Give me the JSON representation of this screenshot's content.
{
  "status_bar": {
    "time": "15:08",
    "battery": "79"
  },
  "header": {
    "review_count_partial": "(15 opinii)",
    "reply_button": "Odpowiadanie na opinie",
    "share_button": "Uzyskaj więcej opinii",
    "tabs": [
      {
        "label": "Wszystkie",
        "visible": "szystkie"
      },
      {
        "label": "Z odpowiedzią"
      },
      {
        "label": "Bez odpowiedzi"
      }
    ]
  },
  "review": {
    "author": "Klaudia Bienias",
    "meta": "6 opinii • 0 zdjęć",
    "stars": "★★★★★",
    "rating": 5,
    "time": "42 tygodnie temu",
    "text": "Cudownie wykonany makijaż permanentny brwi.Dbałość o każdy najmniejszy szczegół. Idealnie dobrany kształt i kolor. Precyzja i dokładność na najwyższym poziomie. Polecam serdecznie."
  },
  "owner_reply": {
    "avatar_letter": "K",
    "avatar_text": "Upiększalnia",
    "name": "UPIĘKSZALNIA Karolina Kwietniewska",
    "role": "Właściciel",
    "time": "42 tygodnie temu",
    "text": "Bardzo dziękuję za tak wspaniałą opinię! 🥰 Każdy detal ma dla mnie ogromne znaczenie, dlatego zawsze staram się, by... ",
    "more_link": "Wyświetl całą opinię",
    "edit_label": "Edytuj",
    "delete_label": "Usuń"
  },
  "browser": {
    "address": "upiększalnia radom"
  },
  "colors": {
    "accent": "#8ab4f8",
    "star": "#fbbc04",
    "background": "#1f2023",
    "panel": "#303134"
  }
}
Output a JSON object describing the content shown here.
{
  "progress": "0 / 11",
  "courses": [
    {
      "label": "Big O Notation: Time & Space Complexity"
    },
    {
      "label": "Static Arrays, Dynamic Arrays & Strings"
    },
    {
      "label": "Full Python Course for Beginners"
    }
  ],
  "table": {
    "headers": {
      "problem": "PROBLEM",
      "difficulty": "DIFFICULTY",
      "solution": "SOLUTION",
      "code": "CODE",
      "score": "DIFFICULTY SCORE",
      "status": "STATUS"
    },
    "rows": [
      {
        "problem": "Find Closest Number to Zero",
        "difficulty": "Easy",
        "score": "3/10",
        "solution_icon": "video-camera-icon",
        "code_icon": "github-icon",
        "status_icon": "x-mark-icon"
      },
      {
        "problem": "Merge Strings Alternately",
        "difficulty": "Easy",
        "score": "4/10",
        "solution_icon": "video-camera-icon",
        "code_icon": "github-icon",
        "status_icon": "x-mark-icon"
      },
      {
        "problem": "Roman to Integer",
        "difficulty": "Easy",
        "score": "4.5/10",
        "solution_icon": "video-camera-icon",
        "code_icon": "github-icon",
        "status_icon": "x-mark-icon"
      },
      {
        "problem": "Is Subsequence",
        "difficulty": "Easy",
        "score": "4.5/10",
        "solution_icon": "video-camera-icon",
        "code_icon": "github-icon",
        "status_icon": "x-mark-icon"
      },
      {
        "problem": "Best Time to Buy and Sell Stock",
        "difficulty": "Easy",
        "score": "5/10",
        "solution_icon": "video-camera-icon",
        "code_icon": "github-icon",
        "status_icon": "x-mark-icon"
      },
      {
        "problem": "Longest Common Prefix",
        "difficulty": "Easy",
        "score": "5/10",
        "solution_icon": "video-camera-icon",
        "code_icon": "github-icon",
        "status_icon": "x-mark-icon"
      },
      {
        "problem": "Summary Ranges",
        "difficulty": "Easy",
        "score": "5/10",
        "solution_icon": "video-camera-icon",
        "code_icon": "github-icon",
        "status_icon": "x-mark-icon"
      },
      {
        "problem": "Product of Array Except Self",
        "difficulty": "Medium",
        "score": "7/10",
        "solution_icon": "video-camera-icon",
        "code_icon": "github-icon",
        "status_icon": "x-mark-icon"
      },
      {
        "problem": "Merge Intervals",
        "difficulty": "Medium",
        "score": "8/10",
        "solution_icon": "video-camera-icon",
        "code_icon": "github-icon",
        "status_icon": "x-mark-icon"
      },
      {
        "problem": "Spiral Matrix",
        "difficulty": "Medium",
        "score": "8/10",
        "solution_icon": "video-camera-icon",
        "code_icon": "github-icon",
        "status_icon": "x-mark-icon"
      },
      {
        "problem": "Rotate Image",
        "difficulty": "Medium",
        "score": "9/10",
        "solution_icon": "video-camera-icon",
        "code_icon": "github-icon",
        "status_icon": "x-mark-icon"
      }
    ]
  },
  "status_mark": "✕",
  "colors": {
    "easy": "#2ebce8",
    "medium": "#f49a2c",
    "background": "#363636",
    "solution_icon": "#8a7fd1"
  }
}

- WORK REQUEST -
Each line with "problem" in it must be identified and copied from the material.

- ANSWER TO THE EXERCISE -
      "problem": "PROBLEM",
        "problem": "Find Closest Number to Zero",
        "problem": "Merge Strings Alternately",
        "problem": "Roman to Integer",
        "problem": "Is Subsequence",
        "problem": "Best Time to Buy and Sell Stock",
        "problem": "Longest Common Prefix",
        "problem": "Summary Ranges",
        "problem": "Product of Array Except Self",
        "problem": "Merge Intervals",
        "problem": "Spiral Matrix",
        "problem": "Rotate Image",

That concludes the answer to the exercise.